Last week, the
National Center for Education Statistics released its new
"long-term trend" data on math and reading achievement, known as
the "Nation's Report Card," or National Assessment of Educational
Progress. The new data show statistically significant improvements
among 9-year-olds in reading and math and among 13-year-olds in
math. The U.S. Department of
Education praised the results, and Education Secretary Margaret
Spellings said, "Today's Report Card is proof that No Child Left
Behind is working."
Applause is in
order, but not a standing ovation. The improvements among
13-year-olds are slight, and 17-year-olds' achievement was stagnant
in reading and math. Scrutinizing the results gives a mixed picture
of the degree of academic achievement among our nation's
What Was Tested?
For more than 30
years, the National Assessment of Educational Progress (NAEP) has
provided benchmark data on how the nation's students are performing
in math and reading. NAEP consists of two tracks of testing. The
first testing sequence is administered every two years and
evaluates the academic proficiency of 4th, 8th, and 12th graders on
a variety of subjects.
The second testing
sequence, and the subject of last week's release, is a long-term
trend assessment that is designed to yield information about the
basic changes in the achievement of America's youth over time, at
ages 9, 13, and 17. To that end, the substance of the test has been
fairly constant from the early 1970s, although it was modified
somewhat for the most recent 2004 assessment. It is administered
less frequently than the subject test; before 2004, it was last
administered in 1999. In 2004, only math and reading were
The Good News
achievement in both math and reading has increased over the past
five years for 9-year-olds. Thirteen-year-olds saw their math
achievement increase slightly. Specifically, the following
improvements were statistically significant:
achievement among nine-year-olds increased 3.3 percent.
among nine-year-olds increased nearly 3.9 percent.
among thirteen-year-olds increased 1.8 percent.
In addition, the
gap between black and white students has narrowed slightly. For
example, in 1999, white 9-year-old students scored 18.8 percent
higher on reading than black students; this gap narrowed to 13.0
percent by 2004. The implication is that reading achievement gains
for black 9-year-olds are occurring at a somewhat faster rate than
for their white counterparts. That's good news.
The Bad News
These NAEP results
show progress for some but not all students, and as Secretary
Spellings noted, there is "certainly room for improvement." Considering how much
money is spent on education and how American students compare
internationally, "room for improvement" is an understatement.
Educators and policymakers should be concerned that scores for all
age groups have been relatively flat since 1971. Even after
trillions of dollars in expenditures and the particularly dramatic
spending increases of recent years, American students do not stack
up well against students from other countries. In the latest
international assessments, American 4th graders ranked 12th

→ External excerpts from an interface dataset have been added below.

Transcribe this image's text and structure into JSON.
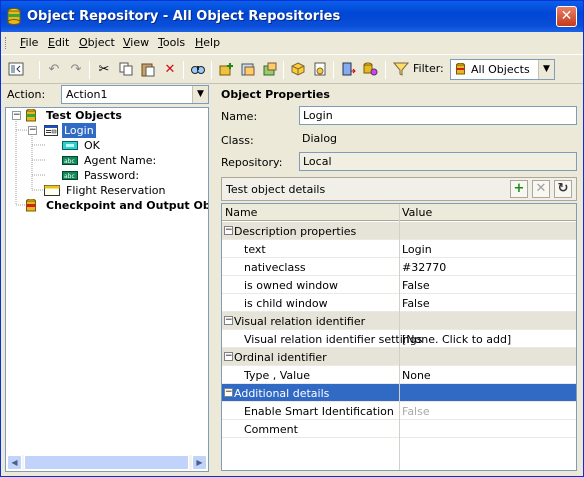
{
  "window": {
    "title": "Object Repository - All Object Repositories"
  },
  "menu": [
    {
      "ul": "F",
      "rest": "ile"
    },
    {
      "ul": "E",
      "rest": "dit"
    },
    {
      "ul": "O",
      "rest": "bject"
    },
    {
      "ul": "V",
      "rest": "iew"
    },
    {
      "ul": "T",
      "rest": "ools"
    },
    {
      "ul": "H",
      "rest": "elp"
    }
  ],
  "toolbar": {
    "icons": [
      "navigate-icon",
      "undo-icon",
      "redo-icon",
      "cut-icon",
      "copy-icon",
      "paste-icon",
      "delete-icon",
      "find-icon",
      "add-objects-icon",
      "update-icon",
      "export-icon",
      "object-spy-icon",
      "highlight-icon",
      "local-to-shared-icon",
      "associate-icon"
    ],
    "filter_label": "Filter:",
    "filter_value": "All Objects"
  },
  "action": {
    "label": "Action:",
    "value": "Action1"
  },
  "tree": {
    "root": "Test Objects",
    "login": "Login",
    "ok": "OK",
    "agent_name": "Agent Name:",
    "password": "Password:",
    "flight": "Flight Reservation",
    "checkpoint": "Checkpoint and Output Object"
  },
  "properties": {
    "title": "Object Properties",
    "name_label": "Name:",
    "name_value": "Login",
    "class_label": "Class:",
    "class_value": "Dialog",
    "repo_label": "Repository:",
    "repo_value": "Local"
  },
  "details": {
    "label": "Test object details",
    "col_name": "Name",
    "col_value": "Value",
    "rows": [
      {
        "type": "cat",
        "name": "Description properties"
      },
      {
        "type": "prop",
        "name": "text",
        "value": "Login"
      },
      {
        "type": "prop",
        "name": "nativeclass",
        "value": "#32770"
      },
      {
        "type": "prop",
        "name": "is owned window",
        "value": "False"
      },
      {
        "type": "prop",
        "name": "is child window",
        "value": "False"
      },
      {
        "type": "cat",
        "name": "Visual relation identifier"
      },
      {
        "type": "prop",
        "name": "Visual relation identifier settings",
        "value": "[None. Click to add]"
      },
      {
        "type": "cat",
        "name": "Ordinal identifier"
      },
      {
        "type": "prop",
        "name": "Type , Value",
        "value": "None"
      },
      {
        "type": "cat",
        "name": "Additional details",
        "selected": true
      },
      {
        "type": "prop",
        "name": "Enable Smart Identification",
        "value": "False",
        "disabled": true
      },
      {
        "type": "prop",
        "name": "Comment",
        "value": ""
      }
    ]
  }
}
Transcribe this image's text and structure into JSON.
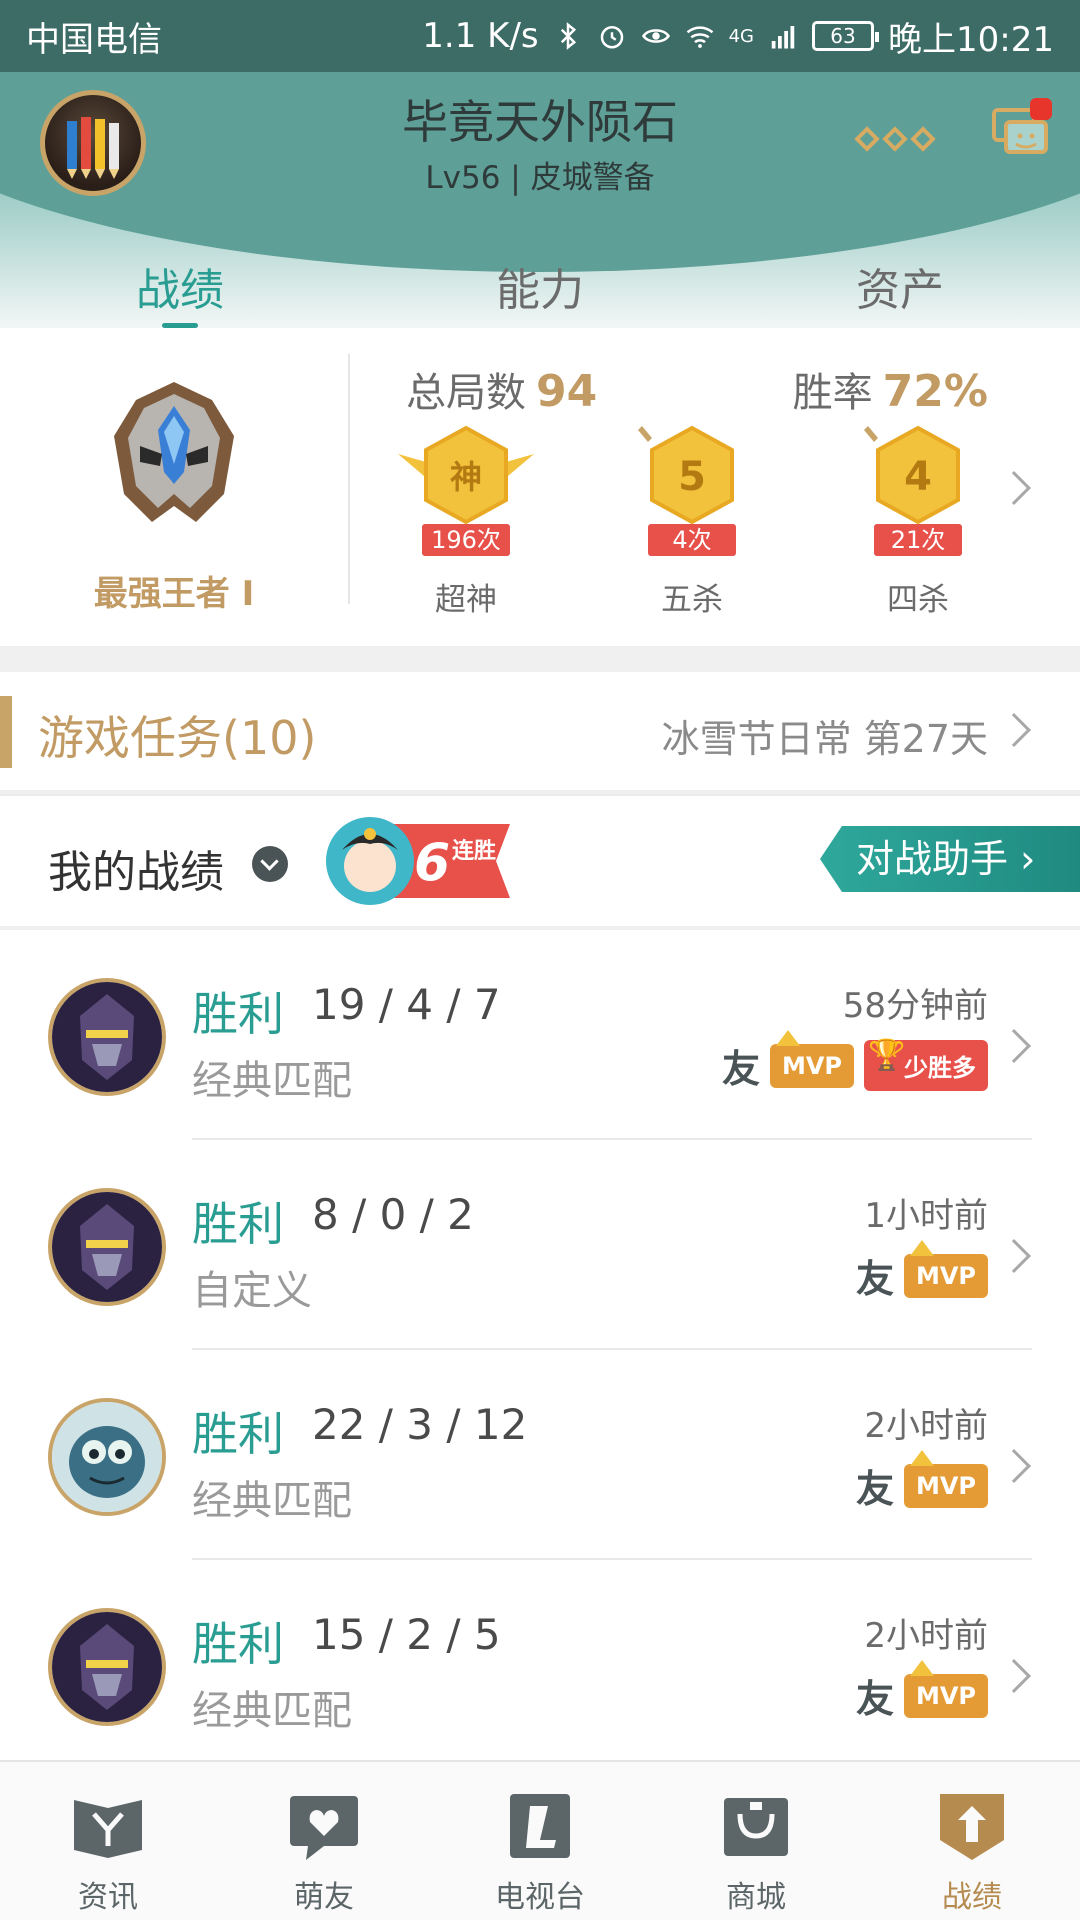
{
  "status_bar": {
    "carrier": "中国电信",
    "speed": "1.1 K/s",
    "network": "4G",
    "battery": "63",
    "time": "晚上10:21"
  },
  "header": {
    "username": "毕竟天外陨石",
    "level": "Lv56 | 皮城警备",
    "tabs": [
      {
        "label": "战绩",
        "active": true
      },
      {
        "label": "能力",
        "active": false
      },
      {
        "label": "资产",
        "active": false
      }
    ],
    "accent_color": "#2a9d92"
  },
  "summary": {
    "rank": "最强王者 I",
    "total_games_label": "总局数",
    "total_games": "94",
    "win_rate_label": "胜率",
    "win_rate": "72%",
    "badges": [
      {
        "icon": "神",
        "count": "196次",
        "label": "超神"
      },
      {
        "icon": "5",
        "count": "4次",
        "label": "五杀"
      },
      {
        "icon": "4",
        "count": "21次",
        "label": "四杀"
      }
    ]
  },
  "task": {
    "title": "游戏任务(10)",
    "info": "冰雪节日常 第27天"
  },
  "record": {
    "title": "我的战绩",
    "streak_number": "6",
    "streak_text": "连胜",
    "assistant_button": "对战助手"
  },
  "matches": [
    {
      "result": "胜利",
      "kda": "19 / 4 / 7",
      "mode": "经典匹配",
      "time": "58分钟前",
      "friend": "友",
      "mvp": "MVP",
      "extra": "少胜多",
      "hero_color": "#5a4a7a"
    },
    {
      "result": "胜利",
      "kda": "8 / 0 / 2",
      "mode": "自定义",
      "time": "1小时前",
      "friend": "友",
      "mvp": "MVP",
      "extra": "",
      "hero_color": "#5a4a7a"
    },
    {
      "result": "胜利",
      "kda": "22 / 3 / 12",
      "mode": "经典匹配",
      "time": "2小时前",
      "friend": "友",
      "mvp": "MVP",
      "extra": "",
      "hero_color": "#3a6f86"
    },
    {
      "result": "胜利",
      "kda": "15 / 2 / 5",
      "mode": "经典匹配",
      "time": "2小时前",
      "friend": "友",
      "mvp": "MVP",
      "extra": "",
      "hero_color": "#5a4a7a"
    }
  ],
  "bottom_nav": [
    {
      "label": "资讯",
      "icon": "news-icon",
      "active": false
    },
    {
      "label": "萌友",
      "icon": "friends-icon",
      "active": false
    },
    {
      "label": "电视台",
      "icon": "tv-icon",
      "active": false
    },
    {
      "label": "商城",
      "icon": "shop-icon",
      "active": false
    },
    {
      "label": "战绩",
      "icon": "record-icon",
      "active": true
    }
  ]
}
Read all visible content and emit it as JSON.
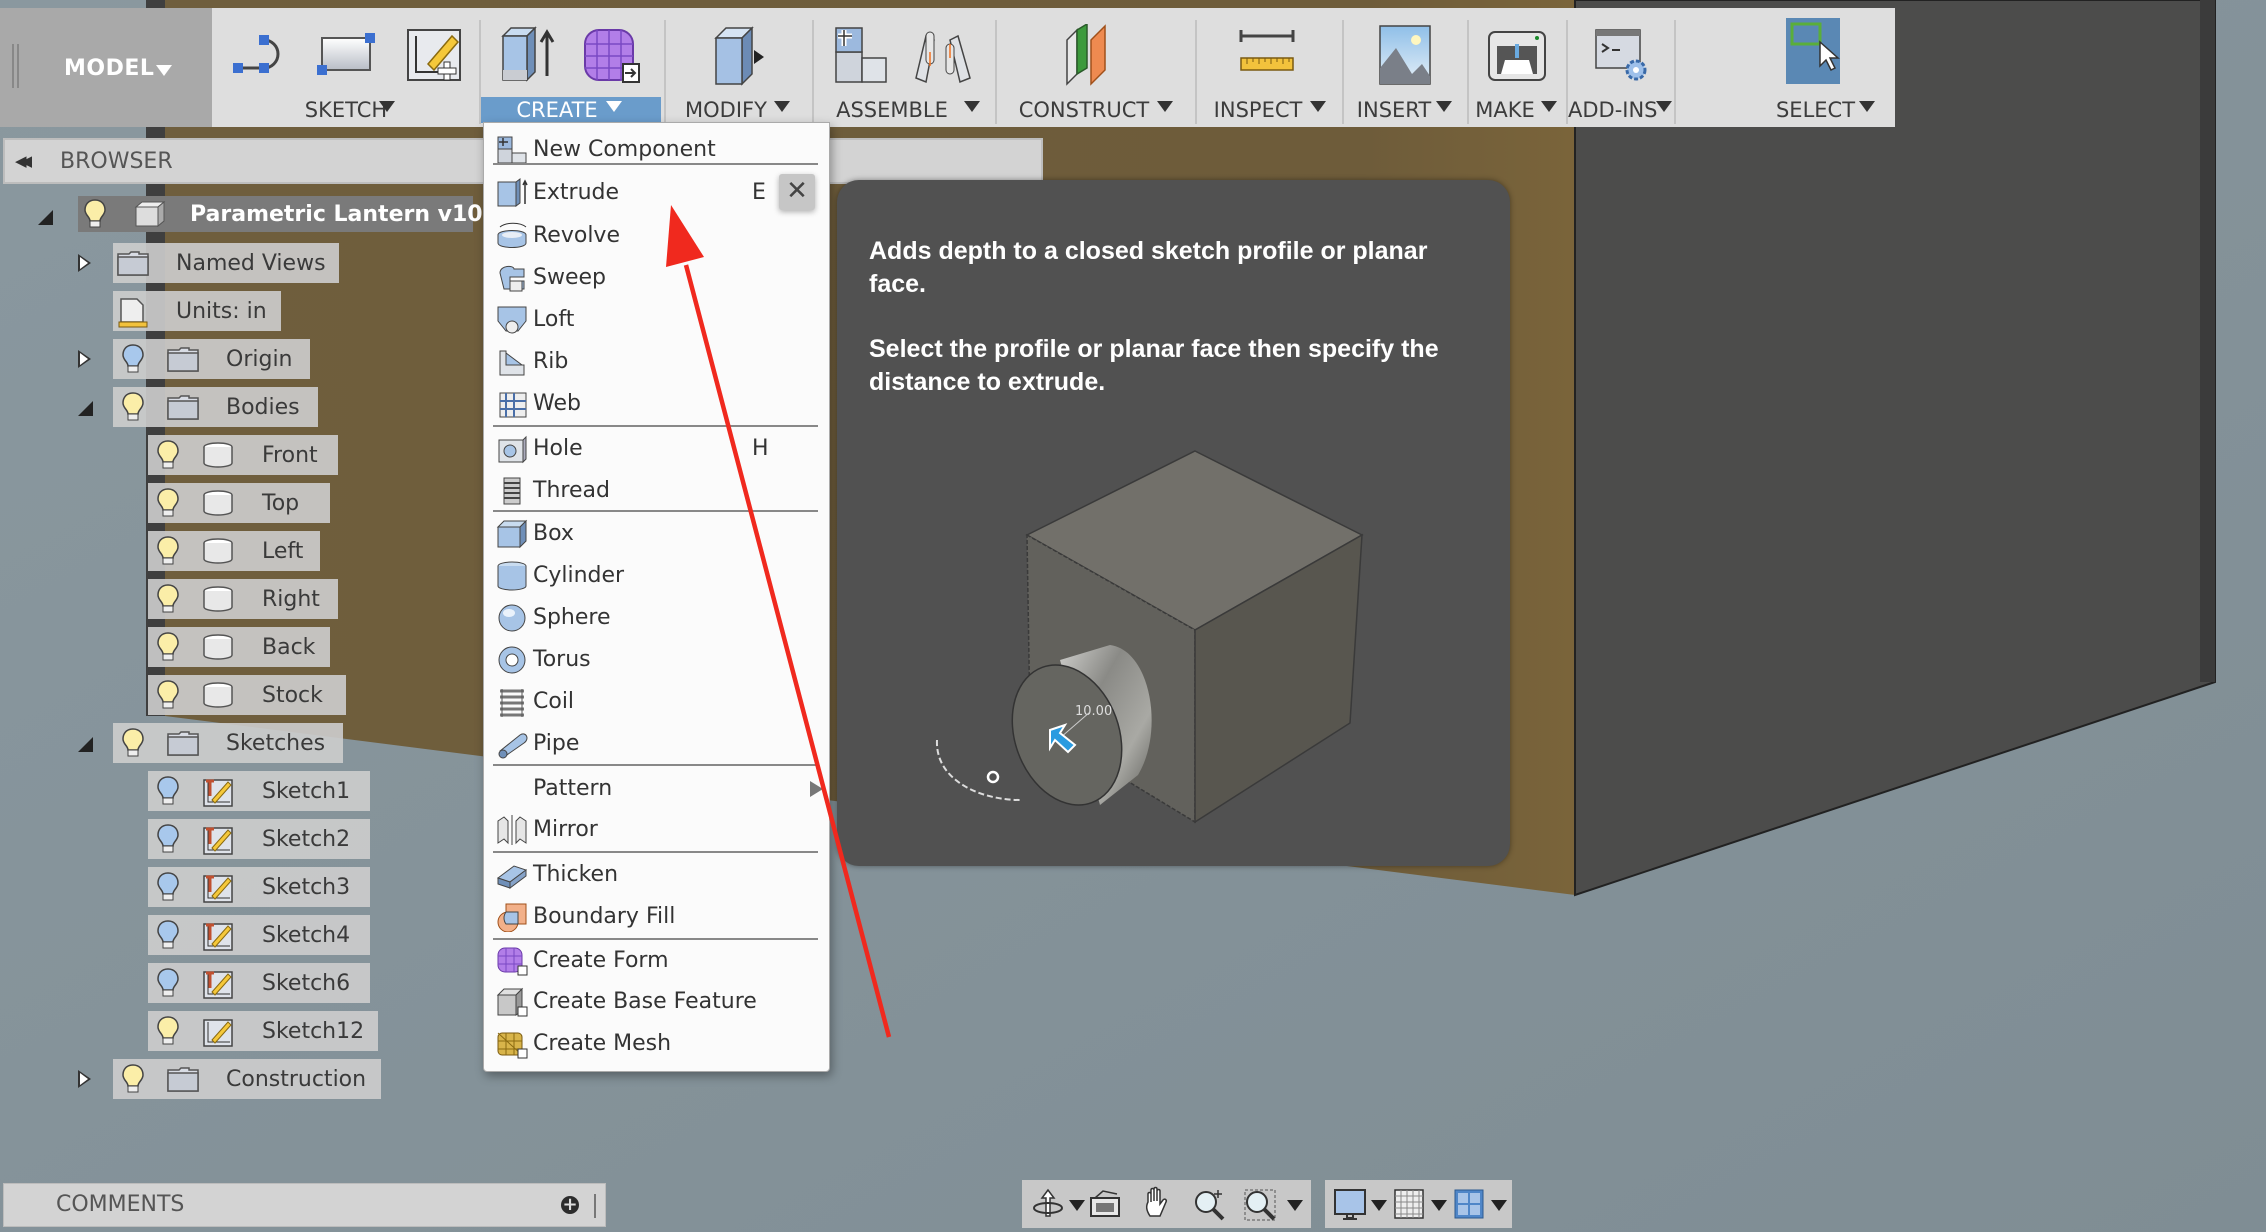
{
  "toolbar": {
    "workspace": "MODEL",
    "groups": [
      {
        "label": "SKETCH",
        "icons": [
          "arc-line-icon",
          "rectangle-icon",
          "create-sketch-icon"
        ]
      },
      {
        "label": "CREATE",
        "icons": [
          "extrude-icon",
          "create-form-icon"
        ],
        "active": true
      },
      {
        "label": "MODIFY",
        "icons": [
          "press-pull-icon"
        ]
      },
      {
        "label": "ASSEMBLE",
        "icons": [
          "new-component-icon",
          "joint-icon"
        ]
      },
      {
        "label": "CONSTRUCT",
        "icons": [
          "offset-plane-icon"
        ]
      },
      {
        "label": "INSPECT",
        "icons": [
          "measure-icon"
        ]
      },
      {
        "label": "INSERT",
        "icons": [
          "insert-image-icon"
        ]
      },
      {
        "label": "MAKE",
        "icons": [
          "3d-print-icon"
        ]
      },
      {
        "label": "ADD-INS",
        "icons": [
          "scripts-addins-icon"
        ]
      },
      {
        "label": "SELECT",
        "icons": [
          "select-window-icon"
        ]
      }
    ]
  },
  "browser": {
    "title": "BROWSER",
    "root": "Parametric Lantern v10",
    "nodes": [
      {
        "label": "Named Views",
        "expander": "closed"
      },
      {
        "label": "Units: in"
      },
      {
        "label": "Origin",
        "expander": "closed",
        "visible": "hidden"
      },
      {
        "label": "Bodies",
        "expander": "open",
        "visible": "on"
      },
      {
        "label": "Front",
        "visible": "on"
      },
      {
        "label": "Top",
        "visible": "on"
      },
      {
        "label": "Left",
        "visible": "on"
      },
      {
        "label": "Right",
        "visible": "on"
      },
      {
        "label": "Back",
        "visible": "on"
      },
      {
        "label": "Stock",
        "visible": "on"
      },
      {
        "label": "Sketches",
        "expander": "open",
        "visible": "on"
      },
      {
        "label": "Sketch1",
        "visible": "hidden"
      },
      {
        "label": "Sketch2",
        "visible": "hidden"
      },
      {
        "label": "Sketch3",
        "visible": "hidden"
      },
      {
        "label": "Sketch4",
        "visible": "hidden"
      },
      {
        "label": "Sketch6",
        "visible": "hidden"
      },
      {
        "label": "Sketch12",
        "visible": "on"
      },
      {
        "label": "Construction",
        "expander": "closed",
        "visible": "on"
      }
    ]
  },
  "create_menu": {
    "items": [
      {
        "label": "New Component",
        "icon": "new-component-icon"
      },
      {
        "label": "Extrude",
        "icon": "extrude-icon",
        "shortcut": "E"
      },
      {
        "label": "Revolve",
        "icon": "revolve-icon"
      },
      {
        "label": "Sweep",
        "icon": "sweep-icon"
      },
      {
        "label": "Loft",
        "icon": "loft-icon"
      },
      {
        "label": "Rib",
        "icon": "rib-icon"
      },
      {
        "label": "Web",
        "icon": "web-icon"
      },
      {
        "label": "Hole",
        "icon": "hole-icon",
        "shortcut": "H"
      },
      {
        "label": "Thread",
        "icon": "thread-icon"
      },
      {
        "label": "Box",
        "icon": "box-icon"
      },
      {
        "label": "Cylinder",
        "icon": "cylinder-icon"
      },
      {
        "label": "Sphere",
        "icon": "sphere-icon"
      },
      {
        "label": "Torus",
        "icon": "torus-icon"
      },
      {
        "label": "Coil",
        "icon": "coil-icon"
      },
      {
        "label": "Pipe",
        "icon": "pipe-icon"
      },
      {
        "label": "Pattern",
        "icon": "",
        "submenu": true
      },
      {
        "label": "Mirror",
        "icon": "mirror-icon"
      },
      {
        "label": "Thicken",
        "icon": "thicken-icon"
      },
      {
        "label": "Boundary Fill",
        "icon": "boundary-fill-icon"
      },
      {
        "label": "Create Form",
        "icon": "create-form-icon"
      },
      {
        "label": "Create Base Feature",
        "icon": "create-base-feature-icon"
      },
      {
        "label": "Create Mesh",
        "icon": "create-mesh-icon"
      }
    ],
    "close_label": "✕"
  },
  "tooltip": {
    "line1": "Adds depth to a closed sketch profile or planar face.",
    "line2": "Select the profile or planar face then specify the distance to extrude.",
    "preview_dimension": "10.00"
  },
  "comments": {
    "title": "COMMENTS",
    "add_label": "+"
  },
  "navbar": {
    "items": [
      "orbit-icon",
      "look-at-icon",
      "pan-icon",
      "zoom-icon",
      "zoom-window-icon",
      "display-settings-icon",
      "grid-icon",
      "viewports-icon"
    ]
  },
  "colors": {
    "accent": "#6a9ccb",
    "annotation_arrow": "#f0291e",
    "viewport_bg": "#84939a",
    "body_brown": "#705e3b",
    "body_dark": "#4c4c4b"
  }
}
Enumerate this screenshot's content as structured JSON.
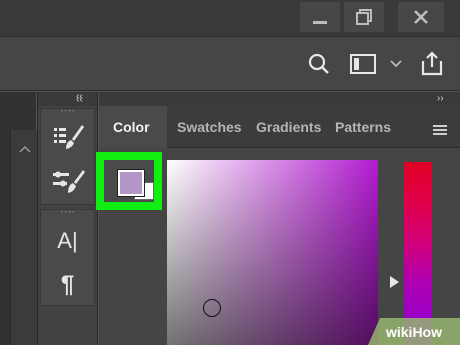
{
  "toolbar": {
    "icons": [
      "search-icon",
      "workspace-icon",
      "chevron-down-icon",
      "share-icon"
    ]
  },
  "window_controls": [
    "minimize-icon",
    "restore-icon",
    "close-icon"
  ],
  "panel_collapse": {
    "left_label": "‹‹",
    "right_label": "››"
  },
  "tools_column": {
    "collapse_label": "‹‹",
    "groups": [
      {
        "tools": [
          "properties-icon",
          "brush-icon"
        ]
      },
      {
        "tools": [
          "brush-settings-icon"
        ]
      },
      {
        "tools": [
          {
            "icon": "character-icon",
            "label": "A|"
          },
          {
            "icon": "paragraph-icon",
            "label": "¶"
          }
        ]
      }
    ]
  },
  "panel": {
    "tabs": [
      {
        "label": "Color",
        "active": true
      },
      {
        "label": "Swatches",
        "active": false
      },
      {
        "label": "Gradients",
        "active": false
      },
      {
        "label": "Patterns",
        "active": false
      }
    ],
    "menu_icon": "hamburger-menu-icon"
  },
  "color": {
    "foreground": "#b496c8",
    "background": "#ffffff",
    "hue_top": "#e00024",
    "field_hue": "#b21bd0",
    "highlight": "#11ee11"
  },
  "watermark": {
    "text": "wikiHow"
  }
}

globally in mathematics, behind students from such countries as
Japan, Russia, and England.
Since 1995, there has been no significant progress in 4th graders'
scores on this international assessment.
achievement has been no more impressive. For example, American
15-year-olds taking the Programme for International Student
Assessment (PISA) exams score below average on math and science
compared to students from other OECD countries. In reading,
American students do slightly better, scoring about at about the
It is no wonder that corporate executives like Bill Gates are
lamenting the performance of U.S. high schools; in February 2005,
he called the institution "obsolete," and said that, if left
as-is, the high school will stymie the future economic
competitiveness of the United States.
The long-term NAEP
assessment is not designed to detect the specific effects of
individual policy measures, particularly in a case as recent as No
Child Left Behind (NCLB). The long-term NAEP is useful, however,
for detecting how educational policy trends in general and over
time influence student achievement. Over the past decade, policies
and public debate have centered on results rather than process.
Over the past five years, the debate over NCLB and its
implementation have focused on consequences for results,
particularly by giving parents of students in underperforming
schools the options of supplementary educational services and
public school choice.
The big question
is how to continue building on the recent achievement gains. The
gains reflected in this assessment have been too slow in coming. In
order to promote greater achievement, policymakers should build on
the trends that appear to yield these gains: focusing on results
and imposing consequences for unsatisfactory results. Schools
should be more accountable to parents, and parents should have the
option to move their children from low-performing schools to better
The NAEP long-term
results show some promising developments in America's schools. Now
it is time to build on this improved trend for 9-year-olds and
carry it through the school years. The worst outcome would be for
the achievement gains to fade over the next few years as America's
fourth graders continue through the system. Ideally, 4th-grade
gains should translate into 8th-grade and 12th-grade gains in
Kirk A. Johnson,
Ph.D., is Senior Policy Analyst in the Center for Data
Analysis, and Jonathan Butcher is Research Assistant in Domestic
Policy Studies, at The Heritage Foundation.